Q: ‘Fourteen points by Jinnah were the greatest achievement of Mohammad Ali Jinnah towards the Pakistan Movement’. Do you agree? Explain your answer. 
14 points of Mohammed Ali Jinnah were one of his greatest achievement towards the Pakistan Movement. Although there were other contributions towards Pakistan movement as well, such as representation by Muslims in the Round Table Conferences 1930 – 32, negotiation with Gandhi in Gandhi-Jinnah talks 1944, attending the Simla Conference 1945 and the Lahore Resolution but his 14 points set the negotiation agenda at each of these events.
Jinnah gave his 14 points in opposition to the proposals made in the Nehru Report. The Fourteen Points were proposed as a constitutional reform plan to safeguard the political rights of Muslims in a self-governing India in 1929. In these points he guaranteed Muslims rights and also propagated the rights of other minorities as well. He stated that 1/3 of the seats in central government should be given to Muslims. Sindh should be separated from Bombay and no bill shall be passed if ¾ of the party disagreed etc. These 14 points were his greatest achievement as they were made the basis of every negotiation made with British or Hindus. They influenced the political thinking of the Muslims for the next two decades. In fact these points now formed the basis of Muslim demands.
Furthermore, Jinnah participated in the round table conferences (RTC’s) of 1930-32. He represented Muslims in these conferences and also gave suggestions for the government of India Act of 1935. The importance of Jinnah’s 14 points can be judged by the fact that these points were presented in the Round Table Conference of 1930.In these conferences he tried to safeguard minority rights, as proposed in his 14 points. Although very little was gained in these RTC’s but Jinnah and other political leaders got experience of how to handle political meetings to set out the demands of future negotiations with Congress and/or the British Government linked to safeguarding the rights of Muslims as proposed in the 14 points.

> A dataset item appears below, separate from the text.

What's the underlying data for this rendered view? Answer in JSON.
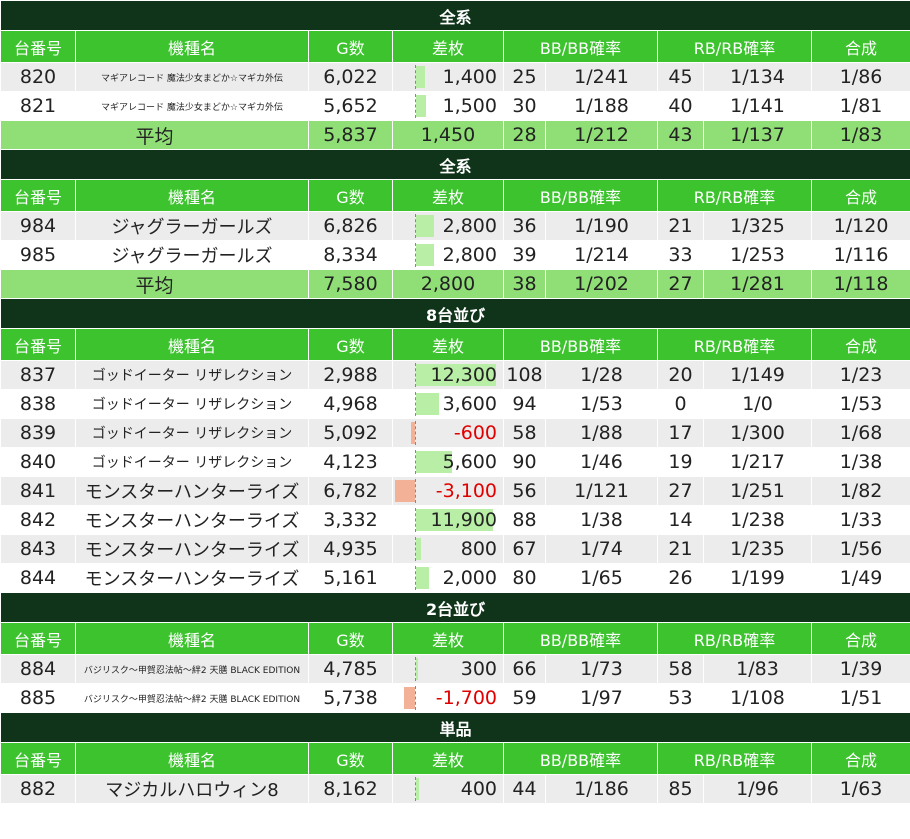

However, he also achieved much more. After the 1937 elections, Jinnah set out to reform the Muslim League at grass root level and, as a result, membership had grown significantly by mid-1938. Without this growth, the League would have struggled to be recognised by the British as a powerful player in Indian politics, and hence the fortunes of the Pakistan Movement would have possibly failed to bear fruit when it did.

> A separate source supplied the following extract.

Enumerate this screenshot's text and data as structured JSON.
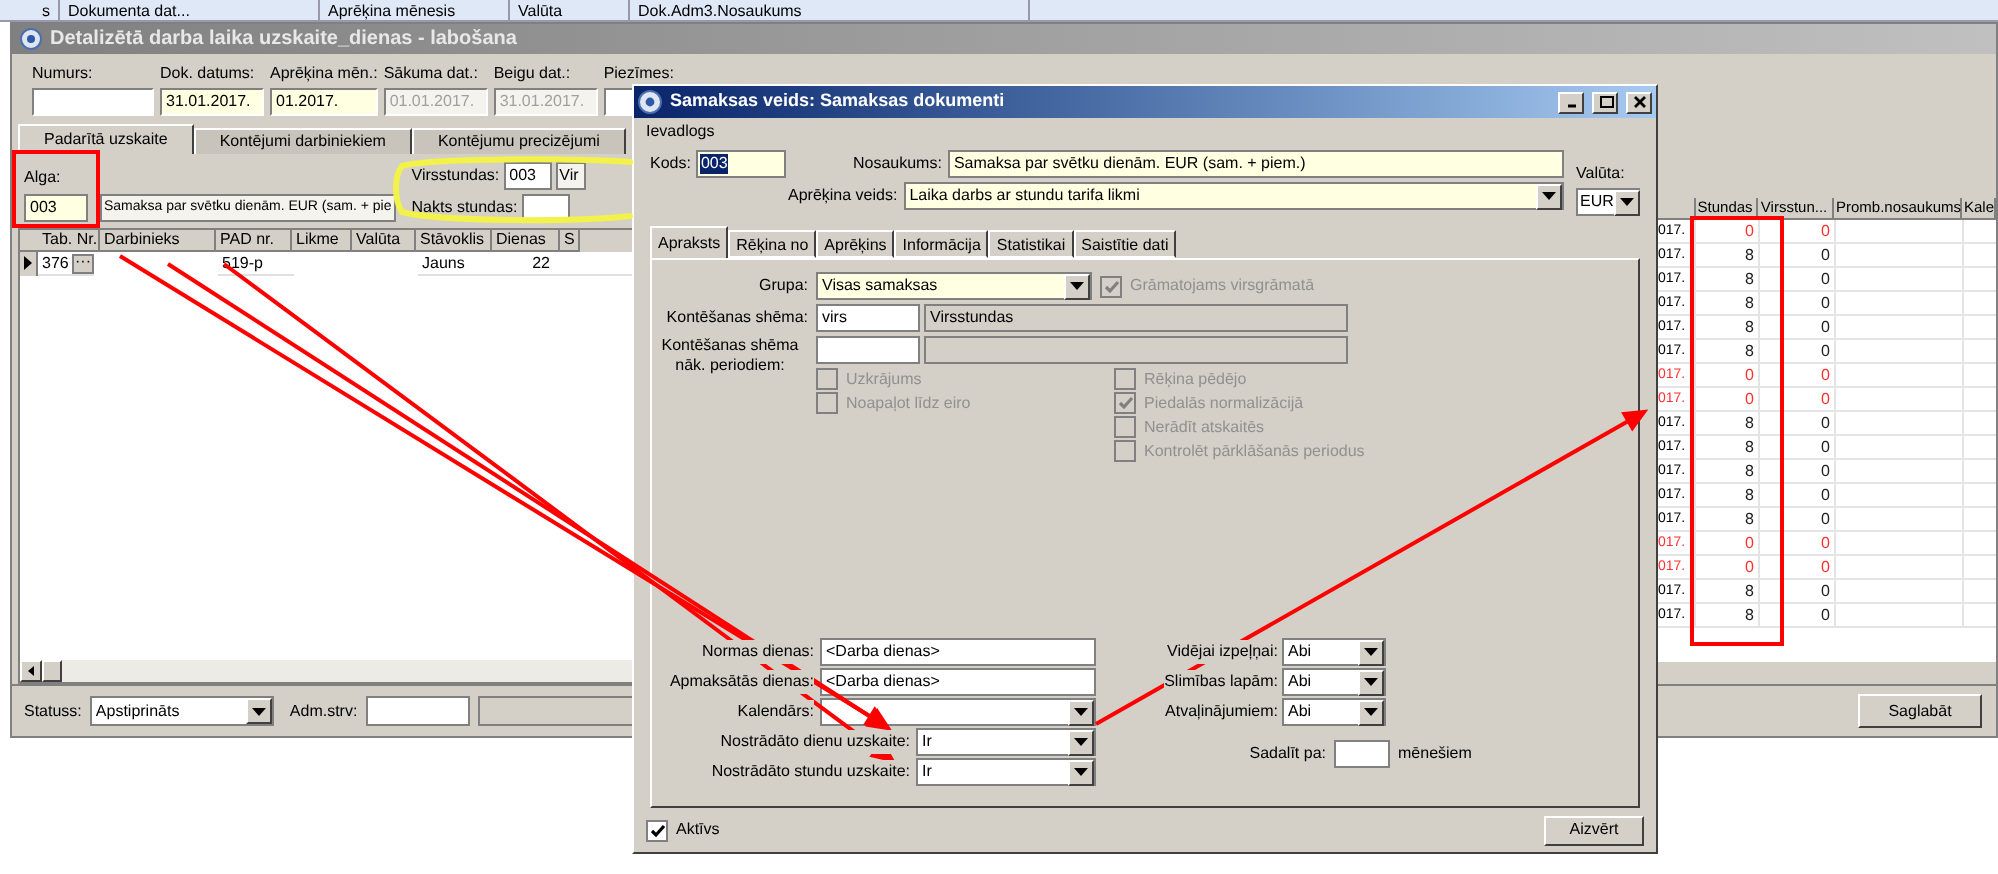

Jinnah’s negotiation with Gandhi placed forward Muslim rights. Gandhi proposed that they both should unite to drag British out of India and then after the British had left they will think about partition. Jinnah rejected this proposal as he wanted to secure partition before British left. Gandhi also stated that factors such as defense and foreign affairs should be transferred to central government but Jinnah wanted them to remain in the hands of provinces as he wanted to safeguard minority rights. In these talks Jinnah made Gandhi realize that the two nation theory is now legal. These talks also raised the status of Jinnah as he negotiated with Gandhi very well. Jinnah made Gandhi and other Hindus realize the importance of the two nation theory and status of Muslims in regard to the Pakistan movement, this further confirmed his point of parting of ways expressed in the 14 points. Gandhi and Jinnah were now aware of each other’s choices and Muslims started working significantly for a separated homeland.
Jinnah also rejected the Wavell Plan as it had no reference to formation of Pakistan. It called for voting for the central government which Jinnah knew was unfair as Hindus were in majority.
Jinnah used the Lahore Conference in 1940 to ensure that the Muslim League would only accept a solution to the sub-continent which ensured partition. This was called the Pakistan Resolution. He also opposed the proposals of the Cripps Mission that saw Dominion status for the sub-continent. In doing so he helped ensure the British realised the need to protect Muslim interests as suggested in this 14 points.
Based on this discussion it can be stated that what Jinnah achieved was from a vision derived from his 14 points. The rest of the political struggle of Jinnah from 1929 onwards was based on the terms of reference of his 14 points. Each event after 1929 helped in the struggle for the freedom of Muslims whether it was the Muslim League winning every Muslim seat of the Central Assembly; and getting 75 per cent of Muslims’ votes in the provincial assemblies’ election or the British realizing what was the structure of self-rule in India which is acceptable to the Muslims. The rest of the years leading up to the independence in 1947 saw intense political struggle by Jinnah which were guided by his 14 points and therefore it can be stated that his 14 points were his greatest achievement.